The Finance Act 2020 confirms the introduction of a new basis period for EWSS eligibility for 2021 pay dates. The period of assessment to be used to establish whether an employer’s turnover (or customer orders) has reduced by 30% will typically be based on a comparison between 1 January 2021 to 30 June 2021 and 1 January 2019 to 30 June 2019. Alternative rules apply in start-up situations.
Employers must look at the period “as a whole” rather than on a monthly basis. It should also be noted that at the start of each month the employer must review their eligibility to ensure they are satisfied that they continue to meet the criteria, and if not, to deregister from the scheme and cease claiming the subsidy immediately.

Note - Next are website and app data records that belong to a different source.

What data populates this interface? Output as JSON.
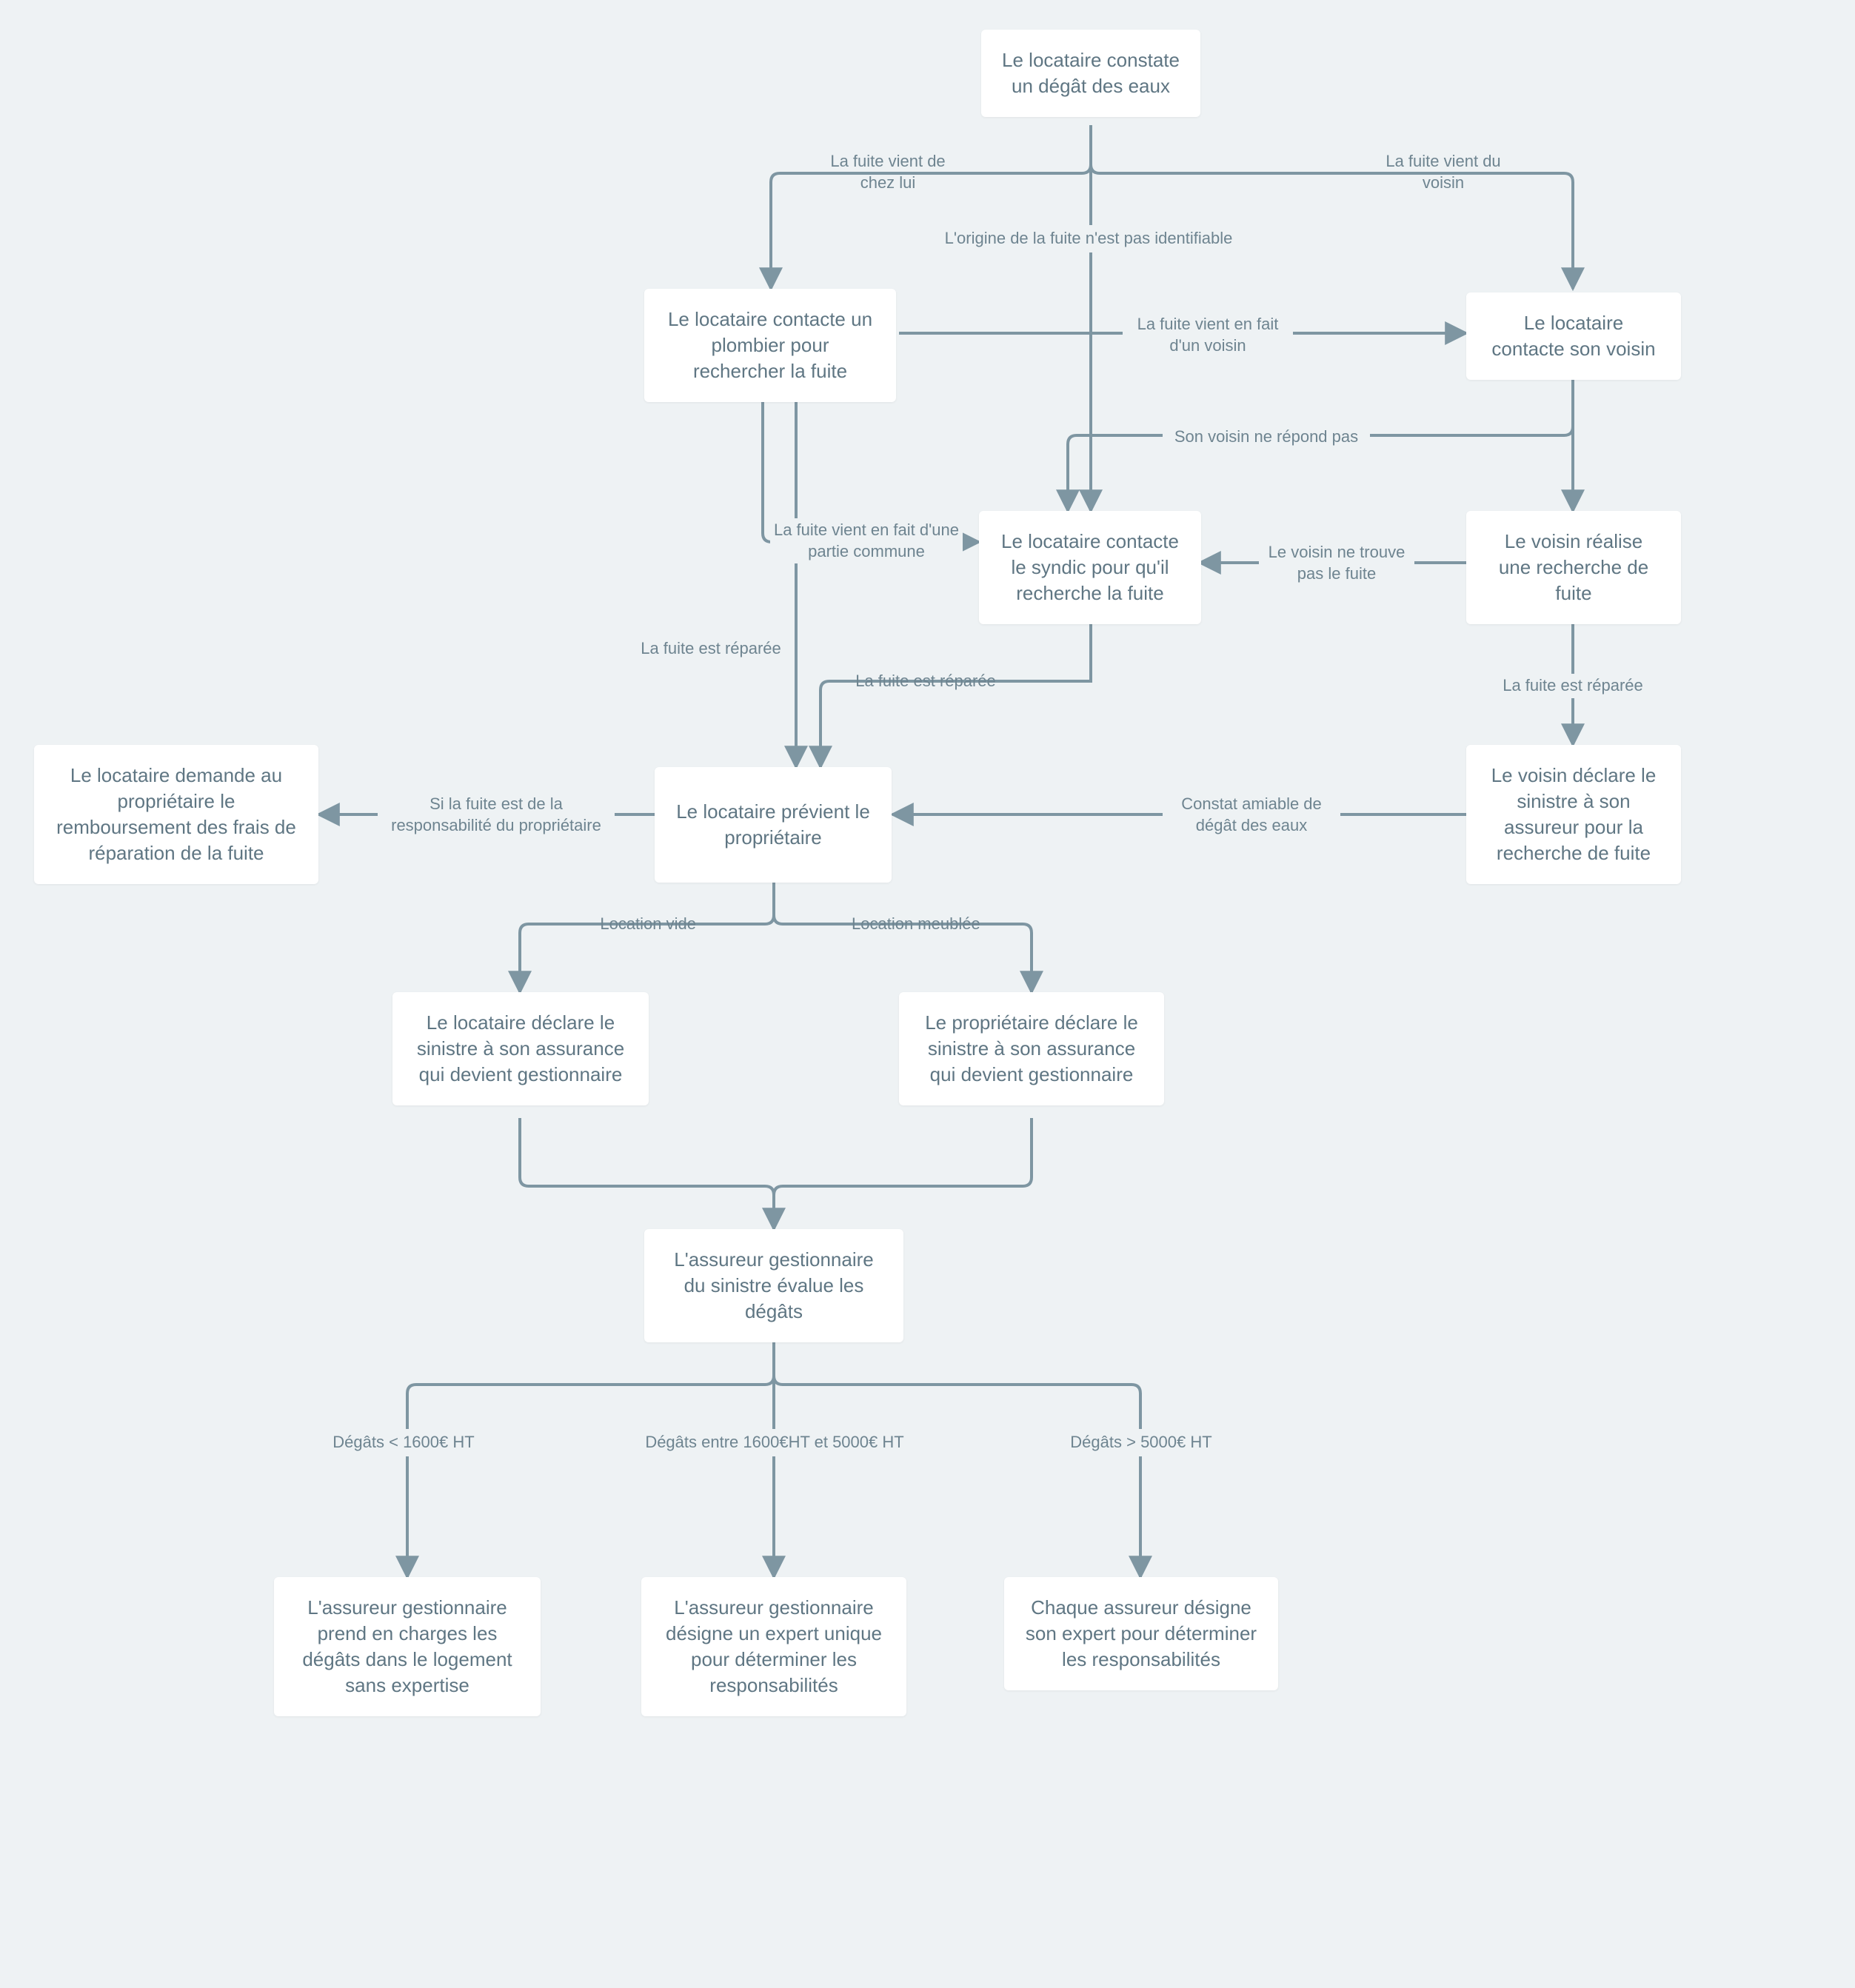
{
  "palette": {
    "bg": "#eef2f4",
    "nodeBg": "#ffffff",
    "text": "#5f7683",
    "stroke": "#7e96a2"
  },
  "nodes": {
    "n1": {
      "text": "Le locataire constate un dégât des eaux"
    },
    "n2": {
      "text": "Le locataire contacte un plombier pour rechercher la fuite"
    },
    "n3": {
      "text": "Le locataire contacte son voisin"
    },
    "n4": {
      "text": "Le voisin réalise une recherche de fuite"
    },
    "n5": {
      "text": "Le locataire contacte le syndic pour qu'il recherche la fuite"
    },
    "n6": {
      "text": "Le voisin déclare le sinistre à son assureur pour la recherche de fuite"
    },
    "n7": {
      "text": "Le locataire prévient le propriétaire"
    },
    "n8": {
      "text": "Le locataire demande au propriétaire le remboursement des frais de réparation de la fuite"
    },
    "n9": {
      "text": "Le locataire déclare le sinistre à son assurance qui devient gestionnaire"
    },
    "n10": {
      "text": "Le propriétaire déclare le sinistre à son assurance qui devient gestionnaire"
    },
    "n11": {
      "text": "L'assureur gestionnaire du sinistre évalue les dégâts"
    },
    "n12": {
      "text": "L'assureur gestionnaire prend en charges les dégâts dans le logement sans expertise"
    },
    "n13": {
      "text": "L'assureur gestionnaire désigne un expert unique pour déterminer les responsabilités"
    },
    "n14": {
      "text": "Chaque assureur désigne son expert pour déterminer les responsabilités"
    }
  },
  "edges": {
    "e1": {
      "text": "La fuite vient de chez lui"
    },
    "e2": {
      "text": "La fuite vient du voisin"
    },
    "e3": {
      "text": "L'origine de la fuite n'est pas identifiable"
    },
    "e4": {
      "text": "La fuite vient en fait d'un voisin"
    },
    "e5": {
      "text": "Son voisin ne répond pas"
    },
    "e6": {
      "text": "Le voisin ne trouve pas le fuite"
    },
    "e7": {
      "text": "La fuite vient en fait d'une partie commune"
    },
    "e8": {
      "text": "La fuite est réparée"
    },
    "e9": {
      "text": "La fuite est réparée"
    },
    "e10": {
      "text": "La fuite est réparée"
    },
    "e11": {
      "text": "Constat amiable de dégât des eaux"
    },
    "e12": {
      "text": "Si la fuite est de la responsabilité du propriétaire"
    },
    "e13": {
      "text": "Location vide"
    },
    "e14": {
      "text": "Location meublée"
    },
    "e15": {
      "text": "Dégâts < 1600€ HT"
    },
    "e16": {
      "text": "Dégâts entre 1600€HT et 5000€ HT"
    },
    "e17": {
      "text": "Dégâts > 5000€ HT"
    }
  }
}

The current rates of the subsidy are currently due to remain in place until 31 March 2021, although this may be subject to further changes.
|Gross weekly pay||Rate of subsidy to employer|
|Less than €151.50||Nil|
|€151.50 - €202.99||€203|
|€203 - €299.99||€250|
|€300 - €399.99||€300|
|€400 - €1,462||€350|
The Brexit Trade Agreement concluded over the Christmas period included a new protocol on Social Security Coordination between the EU and the UK. From 1 January 2021, the current EU coordination rules on social security were replaced by the new protocol within the Trade and Cooperation Agreement.
The new agreement ensures that EU and UK citizens who move between EU Member States and the UK from 2021 onwards will continue to only be liable to pay social security contributions in one State at a time. By default, this will be in the State where the work is undertaken.
However, similar to the EU social security regulations, there are provisions for multi State workers (individuals who commute regularly between countries and perform duties in multiple jurisdictions on an ongoing basis) and “detached workers” (typically referred to as posted workers under the EU regulations).
Detached workers can remain on their ‘home country’ social security system for up to 24 months of an assignment. It should be noted that an exceptions clause has not been included in the protocol. Under the EU Regulations, an exceptions clause was commonly used to enable A1 certificates to be extended beyond the allowable 24 months for detached workers.
The absence of this clause would be important for organisations to consider at the commencement of new assignments from 2021 onwards, and whether it would be appropriate to limit the assignment to no more than 24 months to enable individuals to remain in home country social security.
Note that for Irish and UK citizens, a bilateral agreement (see further information below) has been signed between the two States for Irish and UK citizens, which does contain an exceptions clause.
As a result this 24 month limit for detached workers will likely just be a consideration for EU citizens moving between Ireland and the UK, who are not citizens of either State.
EU States have been given the option to ‘opt out’ of the detached worker protocol, and have up until 1 February 2021 to do so. This would result in individuals on outbound assignments to these countries becoming liable to social security in that country from day one. It is not anticipated that Ireland will opt out of this, however it is unclear whether other EU States may take this approach for inbounds from the UK.
Separate to the EU agreement outlined above, the Social Welfare (Convention on Social Security between the Government of Ireland and the Government of the United Kingdom of Great Britain and Northern Ireland) Order 2020 also came into force on 1 January 2021. The purpose of the Convention is to ensure that the social security rights and entitlements enjoyed by Irish and British citizens under the Common Travel Area (CTA) arrangements are maintained after the United Kingdom leaves the European Union, and will ensure Irish and British citizens that have worked or are working in both States are not impacted by Brexit with regards to social security rights and entitlements.
Please do not hesitate to contact any member of our team, or your usual PwC Ireland contact at any stage as we would be happy to tell you more about the topics raised here.
Director, PwC Ireland (Republic of)
Tel: +353 1 792 6209
Director, PwC Ireland (Republic of)
Tel: +353 1 792 6818
Senior Manager, PwC Ireland (Republic of)
Tel: +353 1 792 6272